Because of the strong recommendations in this thread, I downloaded the whole DeFrancis series via iTunes.

 

I started from the beginner number 3 just listening and seeing how it goes. Trying to test my listening and seeing if I can work things out. I don't have any of the books but it seems a library near my place has them.

 

 

 

I had a great time with "你有钟吗?“ It's a sentence I have not come across before and from the context, guessed it means what is the time. I put the phrase on to a wechat group with native speaking Chinese just to check if my guess was right.

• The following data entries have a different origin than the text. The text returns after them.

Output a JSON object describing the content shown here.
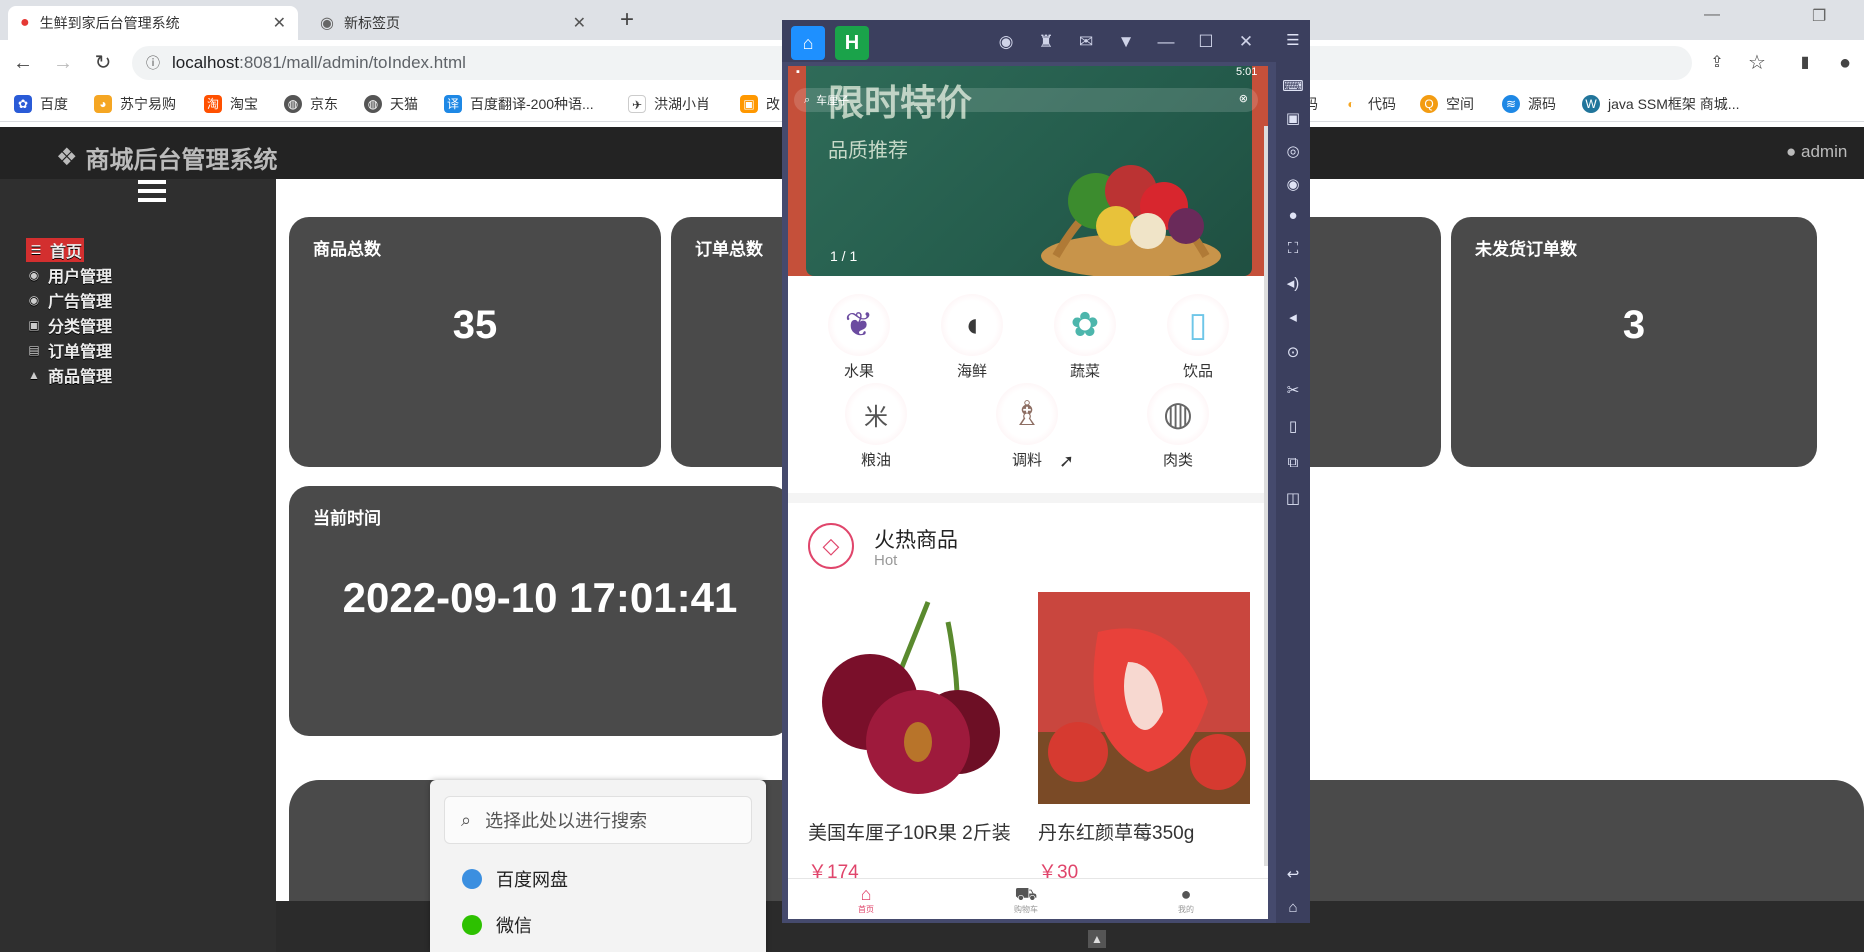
{
  "browser": {
    "tabs": [
      {
        "title": "生鲜到家后台管理系统",
        "active": true
      },
      {
        "title": "新标签页",
        "active": false
      }
    ],
    "url_host": "localhost",
    "url_rest": ":8081/mall/admin/toIndex.html",
    "bookmarks": [
      "百度",
      "苏宁易购",
      "淘宝",
      "京东",
      "天猫",
      "百度翻译-200种语...",
      "洪湖小肖",
      "改",
      "码",
      "代码",
      "空间",
      "源码",
      "java SSM框架 商城..."
    ]
  },
  "app": {
    "brand": "商城后台管理系统",
    "user": "admin",
    "menu": [
      "首页",
      "用户管理",
      "广告管理",
      "分类管理",
      "订单管理",
      "商品管理"
    ],
    "cards": {
      "goods_total": {
        "title": "商品总数",
        "value": "35"
      },
      "order_total": {
        "title": "订单总数"
      },
      "unshipped": {
        "title": "未发货订单数",
        "value": "3"
      },
      "current_time": {
        "title": "当前时间",
        "value": "2022-09-10 17:01:41"
      }
    }
  },
  "search_popup": {
    "placeholder": "选择此处以进行搜索",
    "items": [
      "百度网盘",
      "微信"
    ]
  },
  "phone": {
    "status_time": "5:01",
    "search_text": "车厘子",
    "banner_title": "限时特价",
    "banner_subtitle": "品质推荐",
    "banner_pager": "1 / 1",
    "categories": [
      "水果",
      "海鲜",
      "蔬菜",
      "饮品",
      "粮油",
      "调料",
      "肉类"
    ],
    "section_title": "火热商品",
    "section_sub": "Hot",
    "products": [
      {
        "name": "美国车厘子10R果 2斤装",
        "price": "￥174"
      },
      {
        "name": "丹东红颜草莓350g",
        "price": "￥30"
      }
    ],
    "tabbar": [
      "首页",
      "购物车",
      "我的"
    ]
  },
  "colors": {
    "accent_red": "#d32f2f",
    "price_pink": "#e0456b",
    "card_gray": "#4a4a4a"
  }
}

Some didn't know what it meant because we are now in the day and age of mobile phones. I tend to like older material because of the slight difference which makes things more interesting and one sometimes does hear the old stuff which can potentially throw you off track.

 

Now up to beginner 6. The word replacement exercises are very nice. What's really good is the amount of English is limited to a few terse instructions - you don't have to endure a prattle of English to get into the nitty gritty of learning and shadowing. I use it with an MP 3 player on my Android phone that can skip back five seconds which is good if you want to just check a sentence- even though the sentence may come up again later.

  • Like 2

Share this post


Link to post
Share on other sites
Dawei3
3 hours ago, Flickserve said:

whole DeFrancis series via iTunes.

Thanks.  I didn't realize iTunes would have it.  And it's free!  

Share this post


Link to post
Share on other sites

Join the conversation

You can post now and select your username and password later. If you have an account, sign in now to post with your account.
Note: Your post will require moderator approval before it will be visible.

Guest
Click here to reply. Select text to quote.

×   Pasted as rich text.   Paste as plain text instead

  Only 75 emoji are allowed.

×   Your link has been automatically embedded.   Display as a link instead

×   Your previous content has been restored.   Clear editor

×   You cannot paste images directly. Upload or insert images from URL.


×
×
  • Create New...